Francois-Xavier Roth’s Mahler is full of energy; the National Orchestral Institute Philharmonic’s account of Randall Thompson’s Symphony no. 2 is gripping.
By Jonathan Blumhofer
If you can’t recall the last recording you heard of Randall Thompson’s Symphony no. 2, you’re probably not alone: the National Orchestral Institute Philharmonic’s (NOIP) new account of the piece is the first to hit the market in about twenty years. Why it’s been so long and why this piece remains obscure are two completely pertinent questions to ask after hearing their gripping performance of it.
Thompson’s 1931 score is a thoroughly compelling piece, marked by brilliant, syncopated rhythms in its first movement; marvelously spun-out tunes in its slow second one; athletic riffs in its scherzo; and an idiosyncratic blend of vigor and nobility in its finale. More than being a strong musical statement, it’s simply a beautiful, exciting, engaging, and accessible piece of music that demands to be heard.
The NOIP certainly play it that way on this Naxos recording. Their performance, led by James Ross, is thoroughly invigorating, even if the outer movements (particularly the finale) sometimes feel a bit deliberate.
But there’s nothing tentative about the ensemble’s consistently biting articulations or the close attention to the score’s dynamic markings and tonal shadings they bring to Thompson’s ever-involved writing. The slow movement is gorgeous and the third wonderfully nimble.
Many of those same qualities also mark their performance of Samuel Barber’s Symphony no. 1, which closes the disc. This is another unjustly-maligned, great, American symphony from the ‘30s, conceived in one movement that’s divided into four, connected parts.
The NOIP imbues the first movement with plenty of weight – both tonal and dramatic (it’s almost as though Barber the Opera Composer makes an early appearance in this score) – but they never lose sight of the music’s underlying, lyrical voice, even in the fleet scherzo. As in the Thompson, some of the group’s finest playing is reserved for the Barber’s sensuous slow movement, here played with melting intensity.
In between these early-20th-century scores comes the debut recording of Samuel Adams’ Drift and Providence. A twenty-minute meditation “about the ocean,” the piece alludes in subtle ways to Mendelssohn, Debussy, and others, but crafts an effective argument on its own merits. Adams’ subtle use of electronics, his idiomatic writing (especially for brass), and strong sense of pacing all leave strong impressions, collectively and individually.
As far as Mahler goes, few things are worse than tepid performances of the symphonies or song cycles. Thankfully, Francois-Xavier Roth’s new account of the Fifth Symphony with the Gürzener-Orchester Köln (GOK) offers plenty of bold strokes and Technicolor playing.

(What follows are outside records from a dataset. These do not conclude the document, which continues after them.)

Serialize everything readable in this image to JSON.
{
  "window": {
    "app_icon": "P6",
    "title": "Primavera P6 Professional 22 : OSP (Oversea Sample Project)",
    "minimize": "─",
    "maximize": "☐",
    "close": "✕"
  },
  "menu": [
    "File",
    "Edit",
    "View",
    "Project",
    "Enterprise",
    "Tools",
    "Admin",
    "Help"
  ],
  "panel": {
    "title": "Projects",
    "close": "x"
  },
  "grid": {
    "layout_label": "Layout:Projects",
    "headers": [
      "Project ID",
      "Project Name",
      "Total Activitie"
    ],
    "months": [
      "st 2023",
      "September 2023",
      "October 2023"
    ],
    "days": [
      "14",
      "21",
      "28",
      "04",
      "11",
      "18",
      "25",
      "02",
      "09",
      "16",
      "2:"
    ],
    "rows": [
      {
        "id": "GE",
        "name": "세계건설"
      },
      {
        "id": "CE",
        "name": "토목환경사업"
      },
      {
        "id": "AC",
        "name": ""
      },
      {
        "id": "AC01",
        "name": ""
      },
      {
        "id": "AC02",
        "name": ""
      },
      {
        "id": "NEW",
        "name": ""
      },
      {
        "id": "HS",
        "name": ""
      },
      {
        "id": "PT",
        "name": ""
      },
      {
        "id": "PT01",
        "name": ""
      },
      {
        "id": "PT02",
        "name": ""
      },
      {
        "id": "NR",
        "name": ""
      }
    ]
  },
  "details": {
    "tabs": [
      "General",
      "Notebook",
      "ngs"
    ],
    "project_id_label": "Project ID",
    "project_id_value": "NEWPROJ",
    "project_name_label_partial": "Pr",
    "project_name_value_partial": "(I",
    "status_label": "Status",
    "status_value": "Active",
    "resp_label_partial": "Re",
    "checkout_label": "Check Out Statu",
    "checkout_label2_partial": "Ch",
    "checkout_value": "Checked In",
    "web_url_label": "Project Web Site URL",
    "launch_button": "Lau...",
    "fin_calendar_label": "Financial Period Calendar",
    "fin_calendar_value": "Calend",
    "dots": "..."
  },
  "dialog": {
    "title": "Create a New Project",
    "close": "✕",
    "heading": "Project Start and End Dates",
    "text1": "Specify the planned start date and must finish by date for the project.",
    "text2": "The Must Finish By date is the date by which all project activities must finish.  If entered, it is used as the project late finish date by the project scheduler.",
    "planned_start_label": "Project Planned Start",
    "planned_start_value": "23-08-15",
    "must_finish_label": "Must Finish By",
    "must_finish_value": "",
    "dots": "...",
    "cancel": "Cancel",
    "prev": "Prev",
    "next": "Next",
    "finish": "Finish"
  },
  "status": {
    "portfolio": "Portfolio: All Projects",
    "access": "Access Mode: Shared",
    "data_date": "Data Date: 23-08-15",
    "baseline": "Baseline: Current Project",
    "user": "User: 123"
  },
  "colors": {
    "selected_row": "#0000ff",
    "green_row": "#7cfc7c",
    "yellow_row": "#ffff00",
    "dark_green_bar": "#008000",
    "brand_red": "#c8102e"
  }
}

Above all, Roth’s Mahler is full of rhythmic energy. The first-movement funeral march is always focused on the coming downbeat – it’s taut and urgent, just as it should be. The third-movement scherzo often dances with abandon. And the famous “Adagietto” doesn’t get lost in its longueurs: Roth’s is a sensitive, but driven, reading of this beautiful music.
The GOK plays well, if not quite as brilliantly as the Berlin or Vienna Philharmonics in this piece. Certain of the brass solos, in particular, are a bit shaded, though, ensemble-wise, the orchestra generally acquits itself well.
Does Roth’s interpretation make up for these (admittedly small) technical shortcomings? Well, that’s an open question. He’s got a strong sense of the music’s architecture and a clear understanding of how each movement relates to the next. Moreover, his tempos are carefully considered, his eye to detail outstanding (balances, like in some of the busier passages in the second movement, are all smartly judged), and the playing he draws from the GOK is nothing at which to scoff.
That said, there are times – in the finale, especially, but also the Scherzo – where these ears missed the overwhelming excess Bernstein brought to the music or the fiery drive Solti mined from its pages.
Still, there’s much to admire in this performance, both its concept and execution. This is a piece that’s been played and recorded ad nauseum in the last fifty years (this is at least the third recording of it to come out – so far – in 2017), and Roth’s take is, on the whole, well-judged, lively, and engaging. Perhaps that’s enough?
Jonathan Blumhofer is a composer and violist who has been active in the greater Boston area since 2004. His music has received numerous awards and been performed by various ensembles, including the American Composers Orchestra, Kiev Philharmonic, Camerata Chicago, Xanthos Ensemble, and Juventas New Music Group. Since receiving his doctorate from Boston University in 2010, Jon has taught at Clark University, Worcester Polytechnic Institute, and online for the University of Phoenix, in addition to writing music criticism for the Worcester Telegram & Gazette.